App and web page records
BEGIN

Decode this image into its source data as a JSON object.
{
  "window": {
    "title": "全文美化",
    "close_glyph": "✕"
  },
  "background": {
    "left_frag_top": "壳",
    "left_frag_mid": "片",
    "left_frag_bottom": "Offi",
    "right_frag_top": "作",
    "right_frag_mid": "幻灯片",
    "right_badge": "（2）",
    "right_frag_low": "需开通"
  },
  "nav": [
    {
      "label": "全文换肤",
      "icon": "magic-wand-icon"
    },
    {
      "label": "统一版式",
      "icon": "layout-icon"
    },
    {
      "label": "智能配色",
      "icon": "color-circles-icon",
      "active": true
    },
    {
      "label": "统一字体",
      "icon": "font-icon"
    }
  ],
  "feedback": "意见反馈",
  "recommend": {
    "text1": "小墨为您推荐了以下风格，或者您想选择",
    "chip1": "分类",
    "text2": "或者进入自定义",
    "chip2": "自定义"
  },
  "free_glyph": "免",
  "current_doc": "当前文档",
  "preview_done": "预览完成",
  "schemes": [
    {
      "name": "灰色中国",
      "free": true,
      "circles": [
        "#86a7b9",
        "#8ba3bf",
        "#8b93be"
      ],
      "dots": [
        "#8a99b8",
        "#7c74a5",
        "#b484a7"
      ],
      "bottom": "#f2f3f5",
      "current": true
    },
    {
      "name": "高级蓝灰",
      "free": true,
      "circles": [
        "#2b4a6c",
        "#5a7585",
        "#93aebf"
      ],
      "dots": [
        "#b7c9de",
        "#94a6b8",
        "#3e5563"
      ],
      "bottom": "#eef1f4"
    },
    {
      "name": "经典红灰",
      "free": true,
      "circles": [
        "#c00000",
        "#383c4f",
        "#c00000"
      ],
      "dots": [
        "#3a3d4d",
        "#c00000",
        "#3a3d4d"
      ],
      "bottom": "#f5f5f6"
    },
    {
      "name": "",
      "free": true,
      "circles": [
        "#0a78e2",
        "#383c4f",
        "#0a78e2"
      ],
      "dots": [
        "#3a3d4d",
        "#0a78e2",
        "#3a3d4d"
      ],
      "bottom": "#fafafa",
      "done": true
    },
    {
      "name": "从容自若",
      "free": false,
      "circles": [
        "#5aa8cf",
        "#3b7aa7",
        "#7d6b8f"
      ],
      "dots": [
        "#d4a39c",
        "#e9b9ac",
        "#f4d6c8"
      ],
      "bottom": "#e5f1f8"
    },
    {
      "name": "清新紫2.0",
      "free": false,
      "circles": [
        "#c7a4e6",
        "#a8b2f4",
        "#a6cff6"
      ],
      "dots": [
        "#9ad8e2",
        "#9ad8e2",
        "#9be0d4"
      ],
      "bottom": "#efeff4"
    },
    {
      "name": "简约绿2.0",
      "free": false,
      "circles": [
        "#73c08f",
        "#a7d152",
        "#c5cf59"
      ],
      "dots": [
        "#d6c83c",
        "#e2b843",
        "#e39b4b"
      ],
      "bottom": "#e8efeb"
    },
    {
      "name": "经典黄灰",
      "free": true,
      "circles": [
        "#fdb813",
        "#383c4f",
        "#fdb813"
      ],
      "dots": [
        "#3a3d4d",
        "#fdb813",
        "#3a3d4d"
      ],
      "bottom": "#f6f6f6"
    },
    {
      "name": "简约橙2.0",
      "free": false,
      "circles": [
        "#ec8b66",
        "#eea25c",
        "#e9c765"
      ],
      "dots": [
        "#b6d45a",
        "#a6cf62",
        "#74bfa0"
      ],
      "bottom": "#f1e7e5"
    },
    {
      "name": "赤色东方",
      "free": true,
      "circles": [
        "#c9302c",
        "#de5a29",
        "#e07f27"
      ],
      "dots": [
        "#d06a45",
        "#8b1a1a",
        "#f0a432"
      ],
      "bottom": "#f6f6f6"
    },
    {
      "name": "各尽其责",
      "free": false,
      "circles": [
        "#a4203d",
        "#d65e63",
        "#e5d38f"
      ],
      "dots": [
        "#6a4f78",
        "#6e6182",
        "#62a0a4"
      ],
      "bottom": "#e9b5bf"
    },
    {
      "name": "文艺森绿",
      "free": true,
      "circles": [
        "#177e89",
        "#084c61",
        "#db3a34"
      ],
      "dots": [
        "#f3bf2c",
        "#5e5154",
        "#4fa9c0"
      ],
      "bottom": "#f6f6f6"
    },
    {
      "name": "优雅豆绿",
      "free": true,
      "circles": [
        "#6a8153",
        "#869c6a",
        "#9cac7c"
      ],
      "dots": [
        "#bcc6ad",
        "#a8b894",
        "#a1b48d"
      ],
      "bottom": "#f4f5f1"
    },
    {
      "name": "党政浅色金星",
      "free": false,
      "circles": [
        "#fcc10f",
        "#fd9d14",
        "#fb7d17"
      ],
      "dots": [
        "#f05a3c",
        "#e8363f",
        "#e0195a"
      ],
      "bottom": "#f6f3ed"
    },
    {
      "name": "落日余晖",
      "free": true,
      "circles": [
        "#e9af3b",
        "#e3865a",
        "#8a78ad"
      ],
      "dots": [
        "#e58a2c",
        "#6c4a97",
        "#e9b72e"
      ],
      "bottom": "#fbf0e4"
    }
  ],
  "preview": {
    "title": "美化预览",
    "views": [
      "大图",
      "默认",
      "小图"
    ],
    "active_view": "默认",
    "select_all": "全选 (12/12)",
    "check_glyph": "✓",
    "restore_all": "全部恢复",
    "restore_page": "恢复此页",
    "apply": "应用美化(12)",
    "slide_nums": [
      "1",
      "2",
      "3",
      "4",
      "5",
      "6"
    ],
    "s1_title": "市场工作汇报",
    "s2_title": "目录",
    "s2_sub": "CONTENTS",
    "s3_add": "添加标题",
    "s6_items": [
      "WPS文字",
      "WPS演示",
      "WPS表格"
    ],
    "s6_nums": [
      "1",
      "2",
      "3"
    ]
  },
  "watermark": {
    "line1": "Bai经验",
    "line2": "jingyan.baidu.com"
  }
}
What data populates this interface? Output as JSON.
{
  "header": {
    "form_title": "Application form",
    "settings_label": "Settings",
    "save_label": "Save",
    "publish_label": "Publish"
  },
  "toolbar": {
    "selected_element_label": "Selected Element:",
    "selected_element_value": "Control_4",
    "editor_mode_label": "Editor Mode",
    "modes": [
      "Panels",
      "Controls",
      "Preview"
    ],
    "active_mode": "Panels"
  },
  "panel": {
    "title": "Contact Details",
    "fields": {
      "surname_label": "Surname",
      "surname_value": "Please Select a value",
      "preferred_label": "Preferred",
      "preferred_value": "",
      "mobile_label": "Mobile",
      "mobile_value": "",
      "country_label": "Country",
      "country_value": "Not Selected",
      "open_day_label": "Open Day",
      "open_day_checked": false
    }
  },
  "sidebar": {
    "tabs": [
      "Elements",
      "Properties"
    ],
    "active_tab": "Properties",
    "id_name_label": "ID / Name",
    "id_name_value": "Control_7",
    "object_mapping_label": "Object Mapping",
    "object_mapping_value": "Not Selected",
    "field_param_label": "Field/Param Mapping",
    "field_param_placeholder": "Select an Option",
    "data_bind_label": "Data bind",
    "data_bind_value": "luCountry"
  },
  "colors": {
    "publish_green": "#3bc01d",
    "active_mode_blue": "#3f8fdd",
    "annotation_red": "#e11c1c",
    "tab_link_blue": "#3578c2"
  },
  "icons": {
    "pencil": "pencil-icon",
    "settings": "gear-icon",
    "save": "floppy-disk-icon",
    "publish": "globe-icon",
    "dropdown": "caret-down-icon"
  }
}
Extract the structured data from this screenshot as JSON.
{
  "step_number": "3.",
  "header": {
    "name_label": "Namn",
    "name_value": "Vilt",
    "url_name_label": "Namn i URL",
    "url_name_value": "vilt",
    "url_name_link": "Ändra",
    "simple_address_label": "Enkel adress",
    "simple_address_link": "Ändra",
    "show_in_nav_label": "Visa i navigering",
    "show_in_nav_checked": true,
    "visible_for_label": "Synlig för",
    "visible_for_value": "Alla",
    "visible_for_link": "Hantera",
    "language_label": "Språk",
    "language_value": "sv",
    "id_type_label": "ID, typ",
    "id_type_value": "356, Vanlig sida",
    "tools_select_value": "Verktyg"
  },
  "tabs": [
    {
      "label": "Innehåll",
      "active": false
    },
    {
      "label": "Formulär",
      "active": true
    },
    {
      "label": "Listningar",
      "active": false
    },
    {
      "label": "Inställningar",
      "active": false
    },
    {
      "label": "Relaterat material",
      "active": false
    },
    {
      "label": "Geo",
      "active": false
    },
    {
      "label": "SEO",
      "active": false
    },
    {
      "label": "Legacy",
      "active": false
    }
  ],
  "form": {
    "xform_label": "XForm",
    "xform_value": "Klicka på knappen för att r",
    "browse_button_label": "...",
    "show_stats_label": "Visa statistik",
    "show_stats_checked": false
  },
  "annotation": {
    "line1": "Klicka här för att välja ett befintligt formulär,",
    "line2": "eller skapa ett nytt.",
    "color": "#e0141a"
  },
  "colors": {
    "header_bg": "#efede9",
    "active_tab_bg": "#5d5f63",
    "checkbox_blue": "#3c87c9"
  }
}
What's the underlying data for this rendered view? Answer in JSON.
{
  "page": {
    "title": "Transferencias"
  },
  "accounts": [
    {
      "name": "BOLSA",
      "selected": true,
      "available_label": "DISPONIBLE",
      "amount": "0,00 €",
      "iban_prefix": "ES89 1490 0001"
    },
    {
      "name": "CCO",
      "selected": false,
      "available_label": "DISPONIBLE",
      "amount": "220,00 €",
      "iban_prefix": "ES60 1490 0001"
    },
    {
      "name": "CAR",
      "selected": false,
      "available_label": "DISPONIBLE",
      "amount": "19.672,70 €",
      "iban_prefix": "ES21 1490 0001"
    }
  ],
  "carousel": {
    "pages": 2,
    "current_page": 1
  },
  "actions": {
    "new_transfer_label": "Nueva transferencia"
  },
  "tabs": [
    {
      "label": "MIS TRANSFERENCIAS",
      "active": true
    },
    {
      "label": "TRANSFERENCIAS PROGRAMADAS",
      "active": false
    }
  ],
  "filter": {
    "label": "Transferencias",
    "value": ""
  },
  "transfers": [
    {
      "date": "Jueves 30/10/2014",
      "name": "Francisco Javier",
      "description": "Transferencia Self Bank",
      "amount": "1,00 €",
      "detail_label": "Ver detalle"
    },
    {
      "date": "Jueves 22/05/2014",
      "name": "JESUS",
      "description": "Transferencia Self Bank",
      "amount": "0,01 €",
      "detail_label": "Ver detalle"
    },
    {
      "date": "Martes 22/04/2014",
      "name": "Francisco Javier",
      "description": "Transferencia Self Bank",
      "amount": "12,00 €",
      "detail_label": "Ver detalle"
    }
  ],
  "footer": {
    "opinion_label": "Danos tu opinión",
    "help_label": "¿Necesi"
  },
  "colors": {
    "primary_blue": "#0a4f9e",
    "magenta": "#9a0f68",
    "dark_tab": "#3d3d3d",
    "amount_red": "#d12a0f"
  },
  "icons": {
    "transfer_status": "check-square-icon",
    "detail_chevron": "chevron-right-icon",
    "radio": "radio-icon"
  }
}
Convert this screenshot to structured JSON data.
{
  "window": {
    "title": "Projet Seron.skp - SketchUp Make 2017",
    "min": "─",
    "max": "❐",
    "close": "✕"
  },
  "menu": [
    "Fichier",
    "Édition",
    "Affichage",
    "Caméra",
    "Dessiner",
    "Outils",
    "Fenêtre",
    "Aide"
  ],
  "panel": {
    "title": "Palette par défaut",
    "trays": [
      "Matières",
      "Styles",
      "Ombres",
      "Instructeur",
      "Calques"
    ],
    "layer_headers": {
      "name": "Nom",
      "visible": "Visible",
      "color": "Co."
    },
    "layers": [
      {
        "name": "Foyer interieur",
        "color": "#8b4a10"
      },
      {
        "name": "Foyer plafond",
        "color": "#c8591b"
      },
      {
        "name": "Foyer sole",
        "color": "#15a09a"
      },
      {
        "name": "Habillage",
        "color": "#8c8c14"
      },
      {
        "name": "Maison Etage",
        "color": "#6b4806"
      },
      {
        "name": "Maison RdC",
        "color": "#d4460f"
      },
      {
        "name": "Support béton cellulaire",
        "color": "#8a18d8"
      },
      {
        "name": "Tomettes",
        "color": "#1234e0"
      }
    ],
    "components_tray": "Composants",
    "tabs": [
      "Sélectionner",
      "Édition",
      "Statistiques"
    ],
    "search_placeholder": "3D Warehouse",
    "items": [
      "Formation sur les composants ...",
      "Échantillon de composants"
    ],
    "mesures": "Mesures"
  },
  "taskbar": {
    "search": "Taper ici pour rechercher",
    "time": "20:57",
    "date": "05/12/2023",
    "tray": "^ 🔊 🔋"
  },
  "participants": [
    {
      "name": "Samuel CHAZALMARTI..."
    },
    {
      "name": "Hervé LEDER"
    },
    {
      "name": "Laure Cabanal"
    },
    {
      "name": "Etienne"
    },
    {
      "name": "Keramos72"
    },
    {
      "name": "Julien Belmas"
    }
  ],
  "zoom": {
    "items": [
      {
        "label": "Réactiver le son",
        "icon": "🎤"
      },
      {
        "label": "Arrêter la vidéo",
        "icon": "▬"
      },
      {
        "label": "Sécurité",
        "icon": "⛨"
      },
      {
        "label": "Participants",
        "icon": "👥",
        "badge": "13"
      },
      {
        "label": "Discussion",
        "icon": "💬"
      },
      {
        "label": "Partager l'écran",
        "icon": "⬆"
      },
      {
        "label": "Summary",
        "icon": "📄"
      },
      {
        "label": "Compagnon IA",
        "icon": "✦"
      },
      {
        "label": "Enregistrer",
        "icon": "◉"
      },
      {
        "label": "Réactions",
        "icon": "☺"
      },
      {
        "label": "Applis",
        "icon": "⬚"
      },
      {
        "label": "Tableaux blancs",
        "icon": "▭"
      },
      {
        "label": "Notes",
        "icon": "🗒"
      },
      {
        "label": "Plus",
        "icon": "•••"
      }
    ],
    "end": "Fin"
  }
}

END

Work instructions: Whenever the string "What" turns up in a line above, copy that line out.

Answer for the task:
What data populates this interface? Output as JSON.
What's the underlying data for this rendered view? Answer in JSON.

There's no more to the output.